WHAT YOU NEED TO DO -
Give the number of lines in this listing that contain the word "datetime", and nothing else.

INPUT DATA -
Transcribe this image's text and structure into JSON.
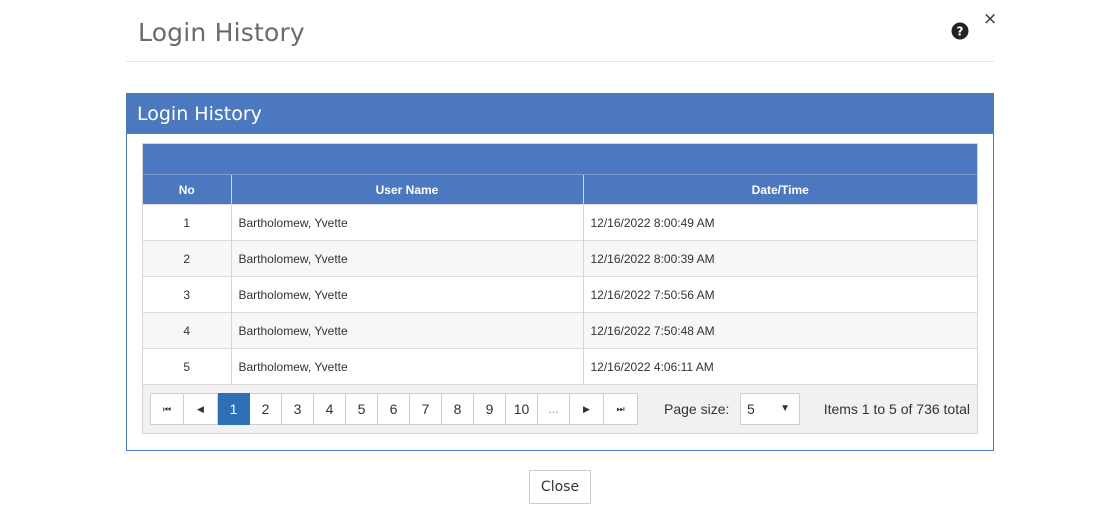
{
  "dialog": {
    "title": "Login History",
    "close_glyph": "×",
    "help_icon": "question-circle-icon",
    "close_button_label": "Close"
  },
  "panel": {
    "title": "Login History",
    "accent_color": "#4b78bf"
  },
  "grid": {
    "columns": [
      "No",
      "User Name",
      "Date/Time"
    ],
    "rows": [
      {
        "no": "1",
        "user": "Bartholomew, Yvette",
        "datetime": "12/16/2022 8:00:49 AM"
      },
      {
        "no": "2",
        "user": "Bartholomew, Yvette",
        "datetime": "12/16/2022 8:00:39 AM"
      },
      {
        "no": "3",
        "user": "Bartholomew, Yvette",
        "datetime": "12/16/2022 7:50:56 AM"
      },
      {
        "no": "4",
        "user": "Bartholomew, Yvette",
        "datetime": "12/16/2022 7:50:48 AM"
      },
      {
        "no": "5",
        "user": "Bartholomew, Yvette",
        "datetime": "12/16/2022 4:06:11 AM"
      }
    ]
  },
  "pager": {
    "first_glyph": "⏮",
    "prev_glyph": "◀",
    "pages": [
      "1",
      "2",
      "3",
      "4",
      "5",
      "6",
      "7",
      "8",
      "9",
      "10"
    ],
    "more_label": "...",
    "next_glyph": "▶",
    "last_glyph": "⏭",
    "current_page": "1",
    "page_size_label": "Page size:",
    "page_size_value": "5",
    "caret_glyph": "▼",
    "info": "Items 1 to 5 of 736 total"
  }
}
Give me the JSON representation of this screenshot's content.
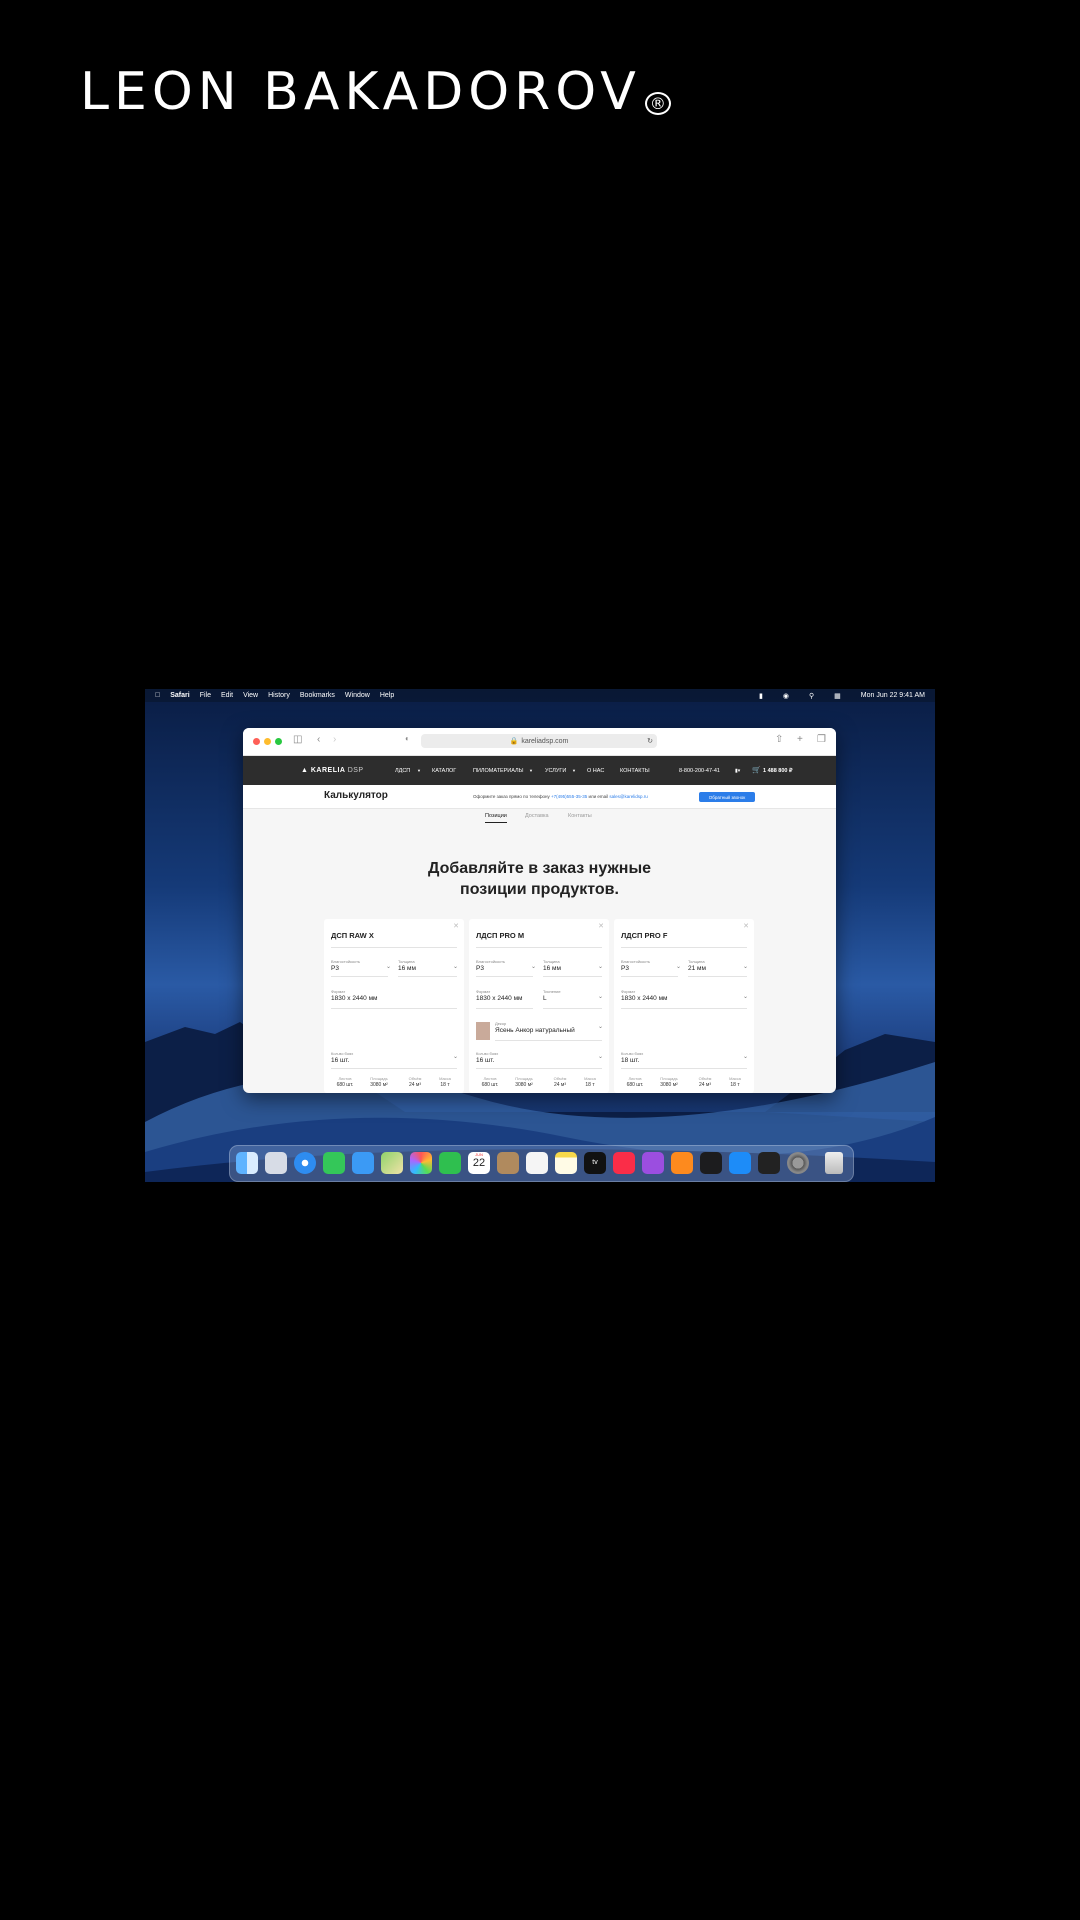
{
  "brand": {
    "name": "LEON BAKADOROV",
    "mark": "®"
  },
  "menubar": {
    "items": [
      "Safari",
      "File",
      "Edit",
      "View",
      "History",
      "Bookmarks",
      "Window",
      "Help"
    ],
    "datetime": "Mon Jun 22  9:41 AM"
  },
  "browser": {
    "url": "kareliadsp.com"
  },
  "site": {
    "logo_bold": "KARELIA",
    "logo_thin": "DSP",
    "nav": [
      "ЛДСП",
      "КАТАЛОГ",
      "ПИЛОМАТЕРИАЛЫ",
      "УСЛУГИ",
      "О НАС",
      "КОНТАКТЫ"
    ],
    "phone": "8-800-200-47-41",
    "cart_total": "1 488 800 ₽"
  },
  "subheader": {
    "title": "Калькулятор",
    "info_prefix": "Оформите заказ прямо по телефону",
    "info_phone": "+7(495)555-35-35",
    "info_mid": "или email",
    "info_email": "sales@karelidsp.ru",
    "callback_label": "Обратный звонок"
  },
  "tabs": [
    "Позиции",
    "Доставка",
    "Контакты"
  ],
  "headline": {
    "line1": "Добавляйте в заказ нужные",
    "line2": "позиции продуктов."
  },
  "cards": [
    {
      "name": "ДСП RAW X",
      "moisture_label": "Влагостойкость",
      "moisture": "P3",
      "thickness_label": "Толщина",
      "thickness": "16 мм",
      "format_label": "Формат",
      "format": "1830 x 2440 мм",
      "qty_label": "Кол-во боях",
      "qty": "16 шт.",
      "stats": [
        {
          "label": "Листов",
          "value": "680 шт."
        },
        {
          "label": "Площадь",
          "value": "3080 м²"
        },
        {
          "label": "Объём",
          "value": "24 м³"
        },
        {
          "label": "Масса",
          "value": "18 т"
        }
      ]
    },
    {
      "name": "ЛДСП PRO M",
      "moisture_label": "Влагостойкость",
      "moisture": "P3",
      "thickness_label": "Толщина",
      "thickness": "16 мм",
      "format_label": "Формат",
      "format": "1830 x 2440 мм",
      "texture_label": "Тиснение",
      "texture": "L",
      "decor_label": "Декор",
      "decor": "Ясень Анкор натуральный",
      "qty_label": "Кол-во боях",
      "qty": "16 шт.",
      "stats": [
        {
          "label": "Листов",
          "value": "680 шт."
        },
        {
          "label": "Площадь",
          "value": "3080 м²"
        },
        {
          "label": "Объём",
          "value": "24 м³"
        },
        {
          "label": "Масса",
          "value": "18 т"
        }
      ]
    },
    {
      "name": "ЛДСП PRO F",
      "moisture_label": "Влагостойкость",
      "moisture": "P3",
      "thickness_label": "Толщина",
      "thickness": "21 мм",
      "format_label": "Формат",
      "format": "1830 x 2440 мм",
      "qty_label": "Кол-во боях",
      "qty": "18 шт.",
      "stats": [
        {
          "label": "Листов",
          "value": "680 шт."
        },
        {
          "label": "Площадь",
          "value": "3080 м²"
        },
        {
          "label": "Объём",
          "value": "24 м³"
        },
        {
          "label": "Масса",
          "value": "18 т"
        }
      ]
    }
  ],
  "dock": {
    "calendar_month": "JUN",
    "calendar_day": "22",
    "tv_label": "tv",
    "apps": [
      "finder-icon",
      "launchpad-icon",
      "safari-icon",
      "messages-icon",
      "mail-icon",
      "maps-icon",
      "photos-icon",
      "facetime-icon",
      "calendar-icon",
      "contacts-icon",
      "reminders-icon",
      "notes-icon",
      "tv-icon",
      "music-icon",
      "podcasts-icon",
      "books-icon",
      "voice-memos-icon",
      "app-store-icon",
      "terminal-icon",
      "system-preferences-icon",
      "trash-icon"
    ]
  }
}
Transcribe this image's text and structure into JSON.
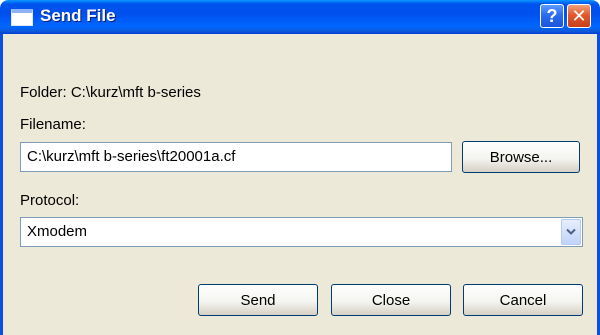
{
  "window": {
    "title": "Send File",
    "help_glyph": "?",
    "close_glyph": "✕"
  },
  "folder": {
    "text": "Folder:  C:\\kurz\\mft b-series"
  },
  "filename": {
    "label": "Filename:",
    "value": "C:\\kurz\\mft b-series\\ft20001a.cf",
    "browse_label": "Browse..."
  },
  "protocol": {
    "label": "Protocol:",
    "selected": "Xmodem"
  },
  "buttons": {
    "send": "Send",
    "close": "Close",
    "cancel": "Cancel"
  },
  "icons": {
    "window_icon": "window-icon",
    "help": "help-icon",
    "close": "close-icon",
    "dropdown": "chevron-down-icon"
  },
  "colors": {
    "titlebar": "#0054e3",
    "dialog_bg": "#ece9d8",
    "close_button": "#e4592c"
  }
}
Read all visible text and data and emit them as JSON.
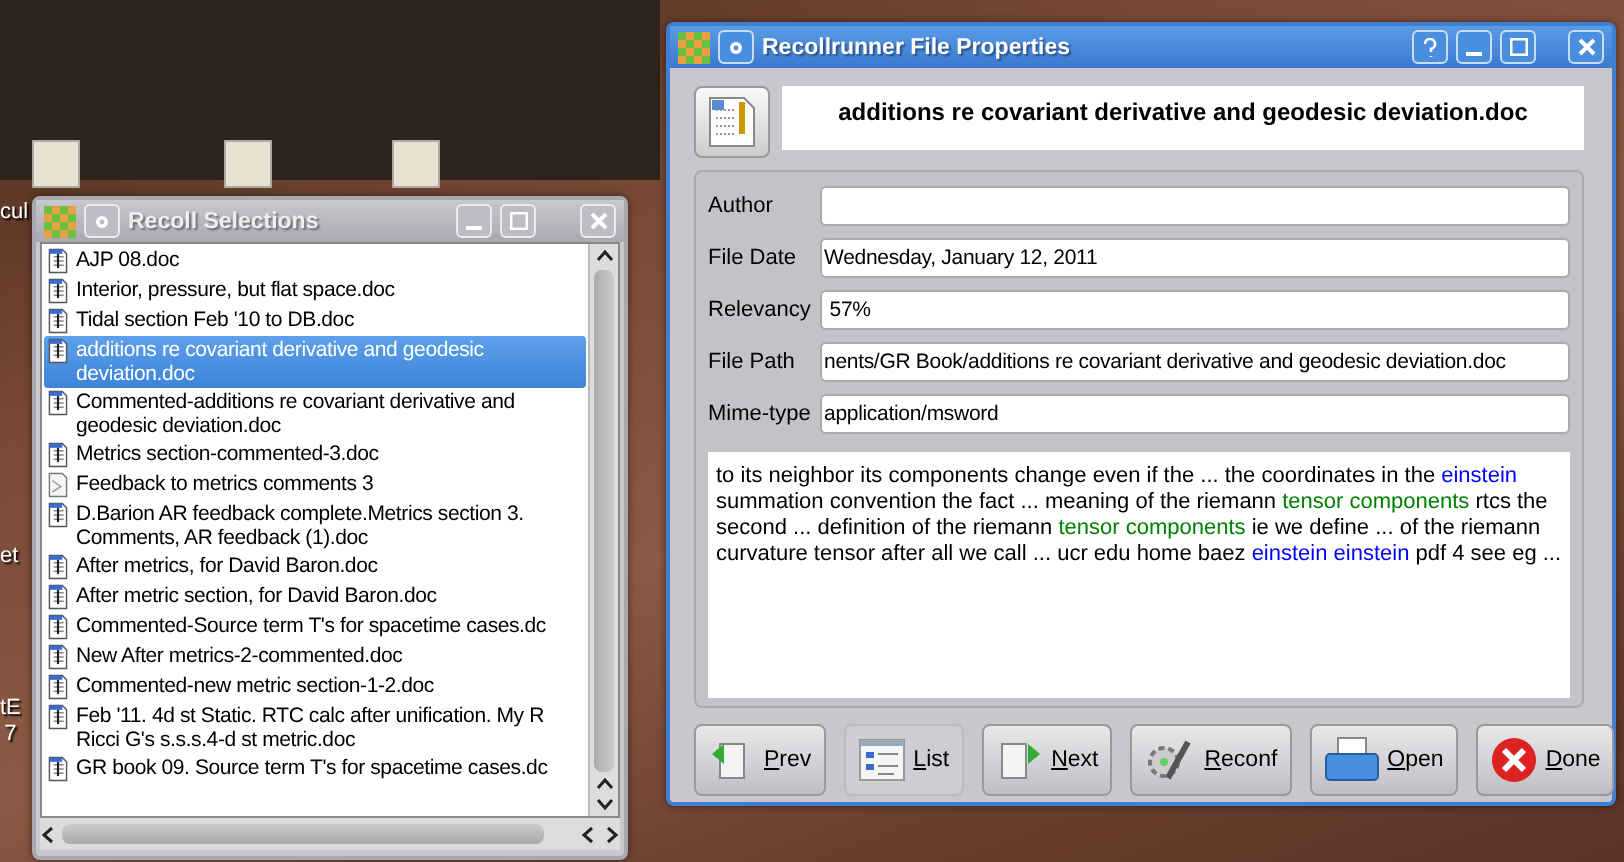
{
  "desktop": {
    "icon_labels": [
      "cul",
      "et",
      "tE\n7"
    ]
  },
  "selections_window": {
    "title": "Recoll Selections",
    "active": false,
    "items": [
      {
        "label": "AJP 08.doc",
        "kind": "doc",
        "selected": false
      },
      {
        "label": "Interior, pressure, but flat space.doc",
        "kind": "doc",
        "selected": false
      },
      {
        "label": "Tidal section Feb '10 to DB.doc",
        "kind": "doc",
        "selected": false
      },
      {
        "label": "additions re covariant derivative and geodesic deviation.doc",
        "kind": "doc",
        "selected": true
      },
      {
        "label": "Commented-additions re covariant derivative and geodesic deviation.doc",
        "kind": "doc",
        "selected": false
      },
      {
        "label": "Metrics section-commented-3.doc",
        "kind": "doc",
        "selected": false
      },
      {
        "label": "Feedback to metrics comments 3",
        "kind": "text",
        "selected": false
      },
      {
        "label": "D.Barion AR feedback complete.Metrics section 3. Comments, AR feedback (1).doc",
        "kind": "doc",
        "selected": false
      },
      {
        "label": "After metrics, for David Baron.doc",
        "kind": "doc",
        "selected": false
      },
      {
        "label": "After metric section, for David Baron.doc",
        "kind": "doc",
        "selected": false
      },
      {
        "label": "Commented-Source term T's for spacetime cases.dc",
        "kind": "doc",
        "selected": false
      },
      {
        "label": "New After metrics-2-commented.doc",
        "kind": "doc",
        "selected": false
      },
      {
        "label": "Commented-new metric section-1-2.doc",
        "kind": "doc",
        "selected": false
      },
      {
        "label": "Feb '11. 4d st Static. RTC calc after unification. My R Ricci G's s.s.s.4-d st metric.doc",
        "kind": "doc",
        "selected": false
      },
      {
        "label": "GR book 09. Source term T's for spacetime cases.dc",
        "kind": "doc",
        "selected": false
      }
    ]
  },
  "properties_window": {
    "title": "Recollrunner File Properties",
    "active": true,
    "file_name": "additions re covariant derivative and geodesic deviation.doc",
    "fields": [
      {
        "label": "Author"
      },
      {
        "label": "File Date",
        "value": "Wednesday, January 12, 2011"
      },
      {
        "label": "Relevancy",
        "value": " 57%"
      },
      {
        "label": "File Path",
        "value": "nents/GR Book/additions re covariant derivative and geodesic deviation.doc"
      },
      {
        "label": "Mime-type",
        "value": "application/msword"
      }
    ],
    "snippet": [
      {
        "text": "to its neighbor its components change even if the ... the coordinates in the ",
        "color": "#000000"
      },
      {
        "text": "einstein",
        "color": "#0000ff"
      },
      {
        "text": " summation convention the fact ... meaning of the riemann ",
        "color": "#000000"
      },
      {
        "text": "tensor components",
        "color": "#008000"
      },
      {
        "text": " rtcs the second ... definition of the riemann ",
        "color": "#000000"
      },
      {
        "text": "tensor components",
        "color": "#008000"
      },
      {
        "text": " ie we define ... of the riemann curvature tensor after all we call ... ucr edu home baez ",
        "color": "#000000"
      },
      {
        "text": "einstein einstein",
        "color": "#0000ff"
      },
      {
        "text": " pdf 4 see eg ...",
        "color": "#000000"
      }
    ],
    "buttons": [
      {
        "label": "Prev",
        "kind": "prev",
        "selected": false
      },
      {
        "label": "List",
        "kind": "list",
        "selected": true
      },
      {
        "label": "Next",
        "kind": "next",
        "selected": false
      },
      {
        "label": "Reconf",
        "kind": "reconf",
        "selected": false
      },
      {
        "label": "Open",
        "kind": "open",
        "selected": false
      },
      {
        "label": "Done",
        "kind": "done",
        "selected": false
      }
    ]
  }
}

ANSWER SECTION -
6